Data provided: Begin

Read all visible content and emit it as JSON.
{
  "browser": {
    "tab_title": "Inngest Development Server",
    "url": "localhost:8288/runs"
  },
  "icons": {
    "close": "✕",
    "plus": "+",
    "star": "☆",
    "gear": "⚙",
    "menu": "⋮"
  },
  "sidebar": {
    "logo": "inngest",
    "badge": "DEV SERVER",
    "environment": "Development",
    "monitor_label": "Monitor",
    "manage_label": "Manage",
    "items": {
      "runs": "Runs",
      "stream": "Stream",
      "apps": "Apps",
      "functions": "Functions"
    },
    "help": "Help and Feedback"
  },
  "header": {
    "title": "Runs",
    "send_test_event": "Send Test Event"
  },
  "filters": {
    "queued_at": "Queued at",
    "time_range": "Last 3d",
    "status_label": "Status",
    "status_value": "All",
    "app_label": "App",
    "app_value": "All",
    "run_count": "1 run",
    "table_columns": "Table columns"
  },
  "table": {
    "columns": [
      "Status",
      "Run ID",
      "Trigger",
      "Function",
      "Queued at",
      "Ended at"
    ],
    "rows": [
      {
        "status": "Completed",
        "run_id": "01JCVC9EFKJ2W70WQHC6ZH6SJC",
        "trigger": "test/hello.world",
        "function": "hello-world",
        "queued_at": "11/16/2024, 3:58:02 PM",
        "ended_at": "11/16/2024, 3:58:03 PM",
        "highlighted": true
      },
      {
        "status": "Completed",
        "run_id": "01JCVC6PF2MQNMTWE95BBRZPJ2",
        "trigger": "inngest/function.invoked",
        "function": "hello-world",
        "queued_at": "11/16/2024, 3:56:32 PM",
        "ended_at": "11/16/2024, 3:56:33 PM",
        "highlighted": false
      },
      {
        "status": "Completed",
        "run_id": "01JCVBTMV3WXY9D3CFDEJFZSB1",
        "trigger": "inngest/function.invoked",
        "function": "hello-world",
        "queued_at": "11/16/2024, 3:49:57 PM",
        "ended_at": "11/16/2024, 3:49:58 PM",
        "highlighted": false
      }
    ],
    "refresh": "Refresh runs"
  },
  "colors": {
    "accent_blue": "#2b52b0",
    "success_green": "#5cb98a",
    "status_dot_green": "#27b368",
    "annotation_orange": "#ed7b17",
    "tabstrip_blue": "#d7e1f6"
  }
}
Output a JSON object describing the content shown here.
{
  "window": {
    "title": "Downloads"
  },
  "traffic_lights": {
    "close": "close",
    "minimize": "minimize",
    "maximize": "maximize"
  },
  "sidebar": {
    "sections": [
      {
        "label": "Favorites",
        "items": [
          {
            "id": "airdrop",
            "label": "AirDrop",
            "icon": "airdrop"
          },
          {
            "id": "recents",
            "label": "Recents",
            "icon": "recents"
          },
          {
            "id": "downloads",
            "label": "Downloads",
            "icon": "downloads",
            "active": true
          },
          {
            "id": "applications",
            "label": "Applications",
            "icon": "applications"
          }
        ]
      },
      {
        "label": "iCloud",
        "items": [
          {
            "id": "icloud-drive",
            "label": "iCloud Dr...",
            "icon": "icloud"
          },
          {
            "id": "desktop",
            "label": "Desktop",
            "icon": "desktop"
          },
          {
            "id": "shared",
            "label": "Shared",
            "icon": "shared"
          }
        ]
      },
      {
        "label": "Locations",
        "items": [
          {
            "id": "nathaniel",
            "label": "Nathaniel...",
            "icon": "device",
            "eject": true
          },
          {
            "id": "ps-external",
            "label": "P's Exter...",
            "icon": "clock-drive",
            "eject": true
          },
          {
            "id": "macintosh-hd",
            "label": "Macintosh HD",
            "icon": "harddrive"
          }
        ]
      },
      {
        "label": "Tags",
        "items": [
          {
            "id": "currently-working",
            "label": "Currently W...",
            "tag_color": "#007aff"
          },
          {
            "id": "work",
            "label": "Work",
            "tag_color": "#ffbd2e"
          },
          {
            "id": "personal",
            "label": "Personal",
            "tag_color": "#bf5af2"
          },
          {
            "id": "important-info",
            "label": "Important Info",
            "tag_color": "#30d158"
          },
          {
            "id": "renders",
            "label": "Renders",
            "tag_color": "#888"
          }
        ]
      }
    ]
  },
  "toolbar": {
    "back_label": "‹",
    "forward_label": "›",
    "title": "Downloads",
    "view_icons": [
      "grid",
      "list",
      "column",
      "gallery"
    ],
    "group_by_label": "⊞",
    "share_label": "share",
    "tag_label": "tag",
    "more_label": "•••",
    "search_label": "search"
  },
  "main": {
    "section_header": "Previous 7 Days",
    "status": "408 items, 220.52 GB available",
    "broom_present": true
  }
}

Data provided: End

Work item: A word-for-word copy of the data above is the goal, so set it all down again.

Result of this task:
Read all visible content and emit it as JSON.
{
  "browser": {
    "tab_title": "Inngest Development Server",
    "url": "localhost:8288/runs"
  },
  "icons": {
    "close": "✕",
    "plus": "+",
    "star": "☆",
    "gear": "⚙",
    "menu": "⋮"
  },
  "sidebar": {
    "logo": "inngest",
    "badge": "DEV SERVER",
    "environment": "Development",
    "monitor_label": "Monitor",
    "manage_label": "Manage",
    "items": {
      "runs": "Runs",
      "stream": "Stream",
      "apps": "Apps",
      "functions": "Functions"
    },
    "help": "Help and Feedback"
  },
  "header": {
    "title": "Runs",
    "send_test_event": "Send Test Event"
  },
  "filters": {
    "queued_at": "Queued at",
    "time_range": "Last 3d",
    "status_label": "Status",
    "status_value": "All",
    "app_label": "App",
    "app_value": "All",
    "run_count": "1 run",
    "table_columns": "Table columns"
  },
  "table": {
    "columns": [
      "Status",
      "Run ID",
      "Trigger",
      "Function",
      "Queued at",
      "Ended at"
    ],
    "rows": [
      {
        "status": "Completed",
        "run_id": "01JCVC9EFKJ2W70WQHC6ZH6SJC",
        "trigger": "test/hello.world",
        "function": "hello-world",
        "queued_at": "11/16/2024, 3:58:02 PM",
        "ended_at": "11/16/2024, 3:58:03 PM",
        "highlighted": true
      },
      {
        "status": "Completed",
        "run_id": "01JCVC6PF2MQNMTWE95BBRZPJ2",
        "trigger": "inngest/function.invoked",
        "function": "hello-world",
        "queued_at": "11/16/2024, 3:56:32 PM",
        "ended_at": "11/16/2024, 3:56:33 PM",
        "highlighted": false
      },
      {
        "status": "Completed",
        "run_id": "01JCVBTMV3WXY9D3CFDEJFZSB1",
        "trigger": "inngest/function.invoked",
        "function": "hello-world",
        "queued_at": "11/16/2024, 3:49:57 PM",
        "ended_at": "11/16/2024, 3:49:58 PM",
        "highlighted": false
      }
    ],
    "refresh": "Refresh runs"
  },
  "colors": {
    "accent_blue": "#2b52b0",
    "success_green": "#5cb98a",
    "status_dot_green": "#27b368",
    "annotation_orange": "#ed7b17",
    "tabstrip_blue": "#d7e1f6"
  }
}
Output a JSON object describing the content shown here.
{
  "window": {
    "title": "Downloads"
  },
  "traffic_lights": {
    "close": "close",
    "minimize": "minimize",
    "maximize": "maximize"
  },
  "sidebar": {
    "sections": [
      {
        "label": "Favorites",
        "items": [
          {
            "id": "airdrop",
            "label": "AirDrop",
            "icon": "airdrop"
          },
          {
            "id": "recents",
            "label": "Recents",
            "icon": "recents"
          },
          {
            "id": "downloads",
            "label": "Downloads",
            "icon": "downloads",
            "active": true
          },
          {
            "id": "applications",
            "label": "Applications",
            "icon": "applications"
          }
        ]
      },
      {
        "label": "iCloud",
        "items": [
          {
            "id": "icloud-drive",
            "label": "iCloud Dr...",
            "icon": "icloud"
          },
          {
            "id": "desktop",
            "label": "Desktop",
            "icon": "desktop"
          },
          {
            "id": "shared",
            "label": "Shared",
            "icon": "shared"
          }
        ]
      },
      {
        "label": "Locations",
        "items": [
          {
            "id": "nathaniel",
            "label": "Nathaniel...",
            "icon": "device",
            "eject": true
          },
          {
            "id": "ps-external",
            "label": "P's Exter...",
            "icon": "clock-drive",
            "eject": true
          },
          {
            "id": "macintosh-hd",
            "label": "Macintosh HD",
            "icon": "harddrive"
          }
        ]
      },
      {
        "label": "Tags",
        "items": [
          {
            "id": "currently-working",
            "label": "Currently W...",
            "tag_color": "#007aff"
          },
          {
            "id": "work",
            "label": "Work",
            "tag_color": "#ffbd2e"
          },
          {
            "id": "personal",
            "label": "Personal",
            "tag_color": "#bf5af2"
          },
          {
            "id": "important-info",
            "label": "Important Info",
            "tag_color": "#30d158"
          },
          {
            "id": "renders",
            "label": "Renders",
            "tag_color": "#888"
          }
        ]
      }
    ]
  },
  "toolbar": {
    "back_label": "‹",
    "forward_label": "›",
    "title": "Downloads",
    "view_icons": [
      "grid",
      "list",
      "column",
      "gallery"
    ],
    "group_by_label": "⊞",
    "share_label": "share",
    "tag_label": "tag",
    "more_label": "•••",
    "search_label": "search"
  },
  "main": {
    "section_header": "Previous 7 Days",
    "status": "408 items, 220.52 GB available",
    "broom_present": true
  }
}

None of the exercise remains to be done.